## YOUR TASK
Find the lines in the records below that contain "JSON", and report each of them.

## PROVIDED RECORDS

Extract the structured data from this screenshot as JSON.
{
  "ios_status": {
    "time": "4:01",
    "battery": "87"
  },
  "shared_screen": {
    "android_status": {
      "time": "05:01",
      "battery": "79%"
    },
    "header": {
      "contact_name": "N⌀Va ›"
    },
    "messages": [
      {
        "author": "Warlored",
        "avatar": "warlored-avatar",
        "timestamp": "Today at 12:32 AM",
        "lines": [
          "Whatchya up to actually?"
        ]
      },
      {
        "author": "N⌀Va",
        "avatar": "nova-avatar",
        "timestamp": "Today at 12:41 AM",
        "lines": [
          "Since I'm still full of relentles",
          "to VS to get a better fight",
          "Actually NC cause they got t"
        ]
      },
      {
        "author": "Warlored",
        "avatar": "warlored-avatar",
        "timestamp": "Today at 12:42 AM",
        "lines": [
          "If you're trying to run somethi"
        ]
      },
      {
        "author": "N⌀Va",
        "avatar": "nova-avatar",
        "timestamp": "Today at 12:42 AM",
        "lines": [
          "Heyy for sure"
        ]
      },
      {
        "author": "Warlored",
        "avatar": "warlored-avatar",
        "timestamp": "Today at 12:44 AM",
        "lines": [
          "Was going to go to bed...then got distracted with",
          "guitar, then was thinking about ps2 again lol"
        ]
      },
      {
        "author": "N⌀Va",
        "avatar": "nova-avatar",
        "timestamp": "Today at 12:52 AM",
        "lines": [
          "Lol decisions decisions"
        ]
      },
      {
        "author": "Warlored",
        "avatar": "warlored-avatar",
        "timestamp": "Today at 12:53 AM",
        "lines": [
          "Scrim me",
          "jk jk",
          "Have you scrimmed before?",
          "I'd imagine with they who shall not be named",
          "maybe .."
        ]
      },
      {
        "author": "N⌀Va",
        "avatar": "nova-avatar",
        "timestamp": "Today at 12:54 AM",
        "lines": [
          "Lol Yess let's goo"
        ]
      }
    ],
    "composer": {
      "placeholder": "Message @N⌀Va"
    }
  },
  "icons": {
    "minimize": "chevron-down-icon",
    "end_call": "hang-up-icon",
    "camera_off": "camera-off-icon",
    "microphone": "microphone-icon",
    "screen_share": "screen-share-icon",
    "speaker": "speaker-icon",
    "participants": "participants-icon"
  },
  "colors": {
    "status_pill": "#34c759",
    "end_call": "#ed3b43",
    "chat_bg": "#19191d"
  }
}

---

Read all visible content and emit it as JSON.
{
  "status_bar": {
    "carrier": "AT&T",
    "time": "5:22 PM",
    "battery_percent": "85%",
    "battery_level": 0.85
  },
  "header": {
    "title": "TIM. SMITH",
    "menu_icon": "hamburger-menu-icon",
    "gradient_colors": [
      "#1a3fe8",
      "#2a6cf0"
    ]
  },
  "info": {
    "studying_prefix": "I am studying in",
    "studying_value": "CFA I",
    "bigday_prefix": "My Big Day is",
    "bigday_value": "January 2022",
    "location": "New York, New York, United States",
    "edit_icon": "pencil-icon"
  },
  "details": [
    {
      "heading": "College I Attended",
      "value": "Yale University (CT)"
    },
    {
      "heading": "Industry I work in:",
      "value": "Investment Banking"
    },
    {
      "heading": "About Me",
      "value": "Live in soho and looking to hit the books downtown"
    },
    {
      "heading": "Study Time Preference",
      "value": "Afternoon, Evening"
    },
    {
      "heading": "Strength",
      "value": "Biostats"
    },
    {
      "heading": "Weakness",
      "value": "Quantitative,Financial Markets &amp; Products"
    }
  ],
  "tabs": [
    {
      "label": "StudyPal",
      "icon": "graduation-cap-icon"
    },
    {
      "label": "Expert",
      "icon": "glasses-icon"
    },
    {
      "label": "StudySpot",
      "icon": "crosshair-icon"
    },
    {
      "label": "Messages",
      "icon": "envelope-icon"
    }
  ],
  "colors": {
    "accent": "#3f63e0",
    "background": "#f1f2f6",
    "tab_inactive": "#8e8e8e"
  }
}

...

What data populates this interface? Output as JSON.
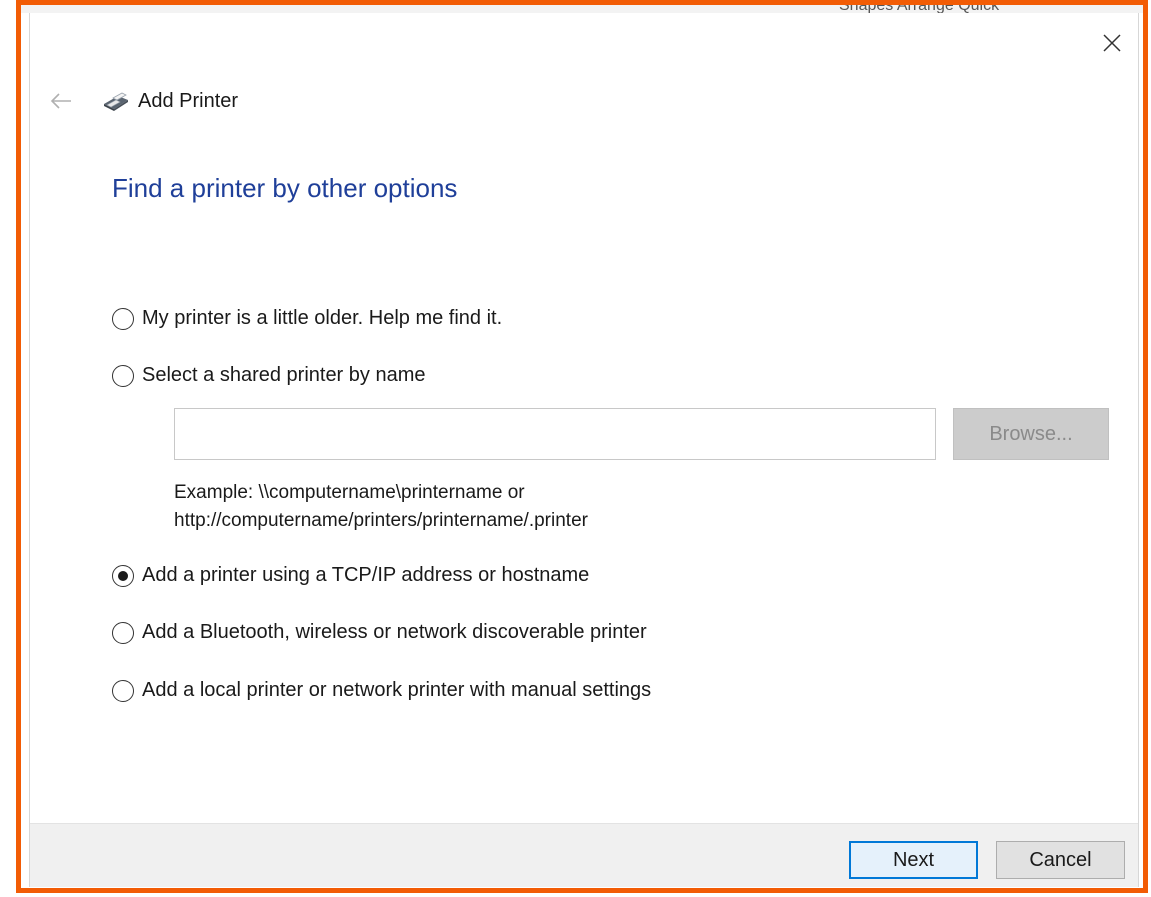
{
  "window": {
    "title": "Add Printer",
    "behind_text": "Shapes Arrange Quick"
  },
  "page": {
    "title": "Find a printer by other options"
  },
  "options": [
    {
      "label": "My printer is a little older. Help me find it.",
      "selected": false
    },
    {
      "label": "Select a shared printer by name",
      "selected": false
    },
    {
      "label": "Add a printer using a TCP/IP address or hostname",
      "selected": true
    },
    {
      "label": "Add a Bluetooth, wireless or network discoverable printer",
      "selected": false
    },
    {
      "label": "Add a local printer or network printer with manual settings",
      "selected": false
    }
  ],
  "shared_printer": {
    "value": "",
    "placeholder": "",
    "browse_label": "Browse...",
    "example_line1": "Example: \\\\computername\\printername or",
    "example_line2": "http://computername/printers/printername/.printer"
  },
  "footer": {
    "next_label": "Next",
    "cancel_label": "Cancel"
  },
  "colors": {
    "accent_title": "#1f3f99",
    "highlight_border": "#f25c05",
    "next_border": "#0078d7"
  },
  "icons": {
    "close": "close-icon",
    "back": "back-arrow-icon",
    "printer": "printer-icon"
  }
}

## RESULT OF THIS TASK
Extract the structured data from this screenshot as JSON.
Read all visible content and emit it as JSON.
What data populates this interface? Output as JSON.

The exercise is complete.